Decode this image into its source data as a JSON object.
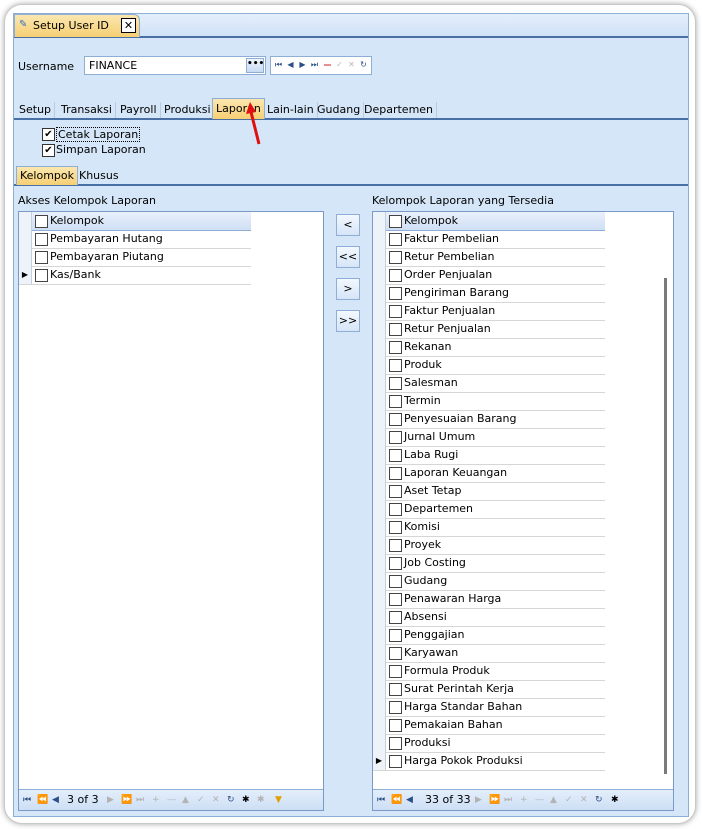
{
  "document_tab": {
    "title": "Setup User ID",
    "close": "✕"
  },
  "username": {
    "label": "Username",
    "value": "FINANCE",
    "lookup": "•••"
  },
  "module_tabs": [
    "Setup",
    "Transaksi",
    "Payroll",
    "Produksi",
    "Laporan",
    "Lain-lain",
    "Gudang",
    "Departemen"
  ],
  "module_tab_active": "Laporan",
  "permissions": [
    {
      "label": "Cetak Laporan",
      "checked": true
    },
    {
      "label": "Simpan Laporan",
      "checked": true
    }
  ],
  "sub_tabs": [
    "Kelompok",
    "Khusus"
  ],
  "left_panel": {
    "title": "Akses Kelompok Laporan",
    "column": "Kelompok",
    "rows": [
      "Pembayaran Hutang",
      "Pembayaran Piutang",
      "Kas/Bank"
    ],
    "record_text": "3 of 3"
  },
  "right_panel": {
    "title": "Kelompok Laporan yang Tersedia",
    "column": "Kelompok",
    "rows": [
      "Faktur Pembelian",
      "Retur Pembelian",
      "Order Penjualan",
      "Pengiriman Barang",
      "Faktur Penjualan",
      "Retur Penjualan",
      "Rekanan",
      "Produk",
      "Salesman",
      "Termin",
      "Penyesuaian Barang",
      "Jurnal Umum",
      "Laba Rugi",
      "Laporan Keuangan",
      "Aset Tetap",
      "Departemen",
      "Komisi",
      "Proyek",
      "Job Costing",
      "Gudang",
      "Penawaran Harga",
      "Absensi",
      "Penggajian",
      "Karyawan",
      "Formula Produk",
      "Surat Perintah Kerja",
      "Harga Standar Bahan",
      "Pemakaian Bahan",
      "Produksi",
      "Harga Pokok Produksi"
    ],
    "record_text": "33 of 33"
  },
  "move_buttons": [
    "<",
    "<<",
    ">",
    ">>"
  ],
  "colors": {
    "accent": "#f6cf73",
    "panel": "#d5e6f8",
    "border": "#8eaed6",
    "arrow": "#e01010"
  }
}
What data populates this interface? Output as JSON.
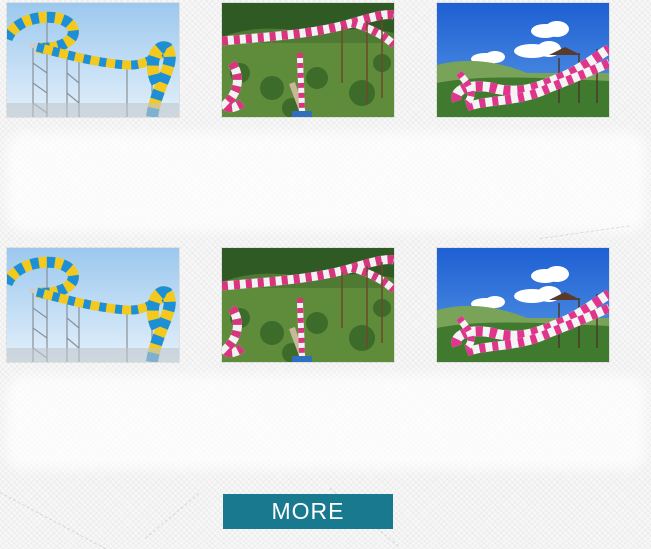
{
  "products": [
    {
      "scene": "blue-yellow-tube-slide"
    },
    {
      "scene": "pink-white-hillside-slide"
    },
    {
      "scene": "pink-white-sky-slide"
    },
    {
      "scene": "blue-yellow-tube-slide"
    },
    {
      "scene": "pink-white-hillside-slide"
    },
    {
      "scene": "pink-white-sky-slide"
    }
  ],
  "more_button": {
    "label": "MORE",
    "color": "#18798f"
  }
}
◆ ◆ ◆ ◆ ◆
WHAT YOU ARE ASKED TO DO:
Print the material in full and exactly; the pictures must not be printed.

SOLUTION FOR THIS PROBLEM:
Decode this image into its source data as a JSON object.
{
  "document_tab": {
    "title": "Setup User ID",
    "close": "✕"
  },
  "username": {
    "label": "Username",
    "value": "FINANCE",
    "lookup": "•••"
  },
  "module_tabs": [
    "Setup",
    "Transaksi",
    "Payroll",
    "Produksi",
    "Laporan",
    "Lain-lain",
    "Gudang",
    "Departemen"
  ],
  "module_tab_active": "Laporan",
  "permissions": [
    {
      "label": "Cetak Laporan",
      "checked": true
    },
    {
      "label": "Simpan Laporan",
      "checked": true
    }
  ],
  "sub_tabs": [
    "Kelompok",
    "Khusus"
  ],
  "left_panel": {
    "title": "Akses Kelompok Laporan",
    "column": "Kelompok",
    "rows": [
      "Pembayaran Hutang",
      "Pembayaran Piutang",
      "Kas/Bank"
    ],
    "record_text": "3 of 3"
  },
  "right_panel": {
    "title": "Kelompok Laporan yang Tersedia",
    "column": "Kelompok",
    "rows": [
      "Faktur Pembelian",
      "Retur Pembelian",
      "Order Penjualan",
      "Pengiriman Barang",
      "Faktur Penjualan",
      "Retur Penjualan",
      "Rekanan",
      "Produk",
      "Salesman",
      "Termin",
      "Penyesuaian Barang",
      "Jurnal Umum",
      "Laba Rugi",
      "Laporan Keuangan",
      "Aset Tetap",
      "Departemen",
      "Komisi",
      "Proyek",
      "Job Costing",
      "Gudang",
      "Penawaran Harga",
      "Absensi",
      "Penggajian",
      "Karyawan",
      "Formula Produk",
      "Surat Perintah Kerja",
      "Harga Standar Bahan",
      "Pemakaian Bahan",
      "Produksi",
      "Harga Pokok Produksi"
    ],
    "record_text": "33 of 33"
  },
  "move_buttons": [
    "<",
    "<<",
    ">",
    ">>"
  ],
  "colors": {
    "accent": "#f6cf73",
    "panel": "#d5e6f8",
    "border": "#8eaed6",
    "arrow": "#e01010"
  }
}
What data populates this interface? Output as JSON.
{
  "products": [
    {
      "scene": "blue-yellow-tube-slide"
    },
    {
      "scene": "pink-white-hillside-slide"
    },
    {
      "scene": "pink-white-sky-slide"
    },
    {
      "scene": "blue-yellow-tube-slide"
    },
    {
      "scene": "pink-white-hillside-slide"
    },
    {
      "scene": "pink-white-sky-slide"
    }
  ],
  "more_button": {
    "label": "MORE",
    "color": "#18798f"
  }
}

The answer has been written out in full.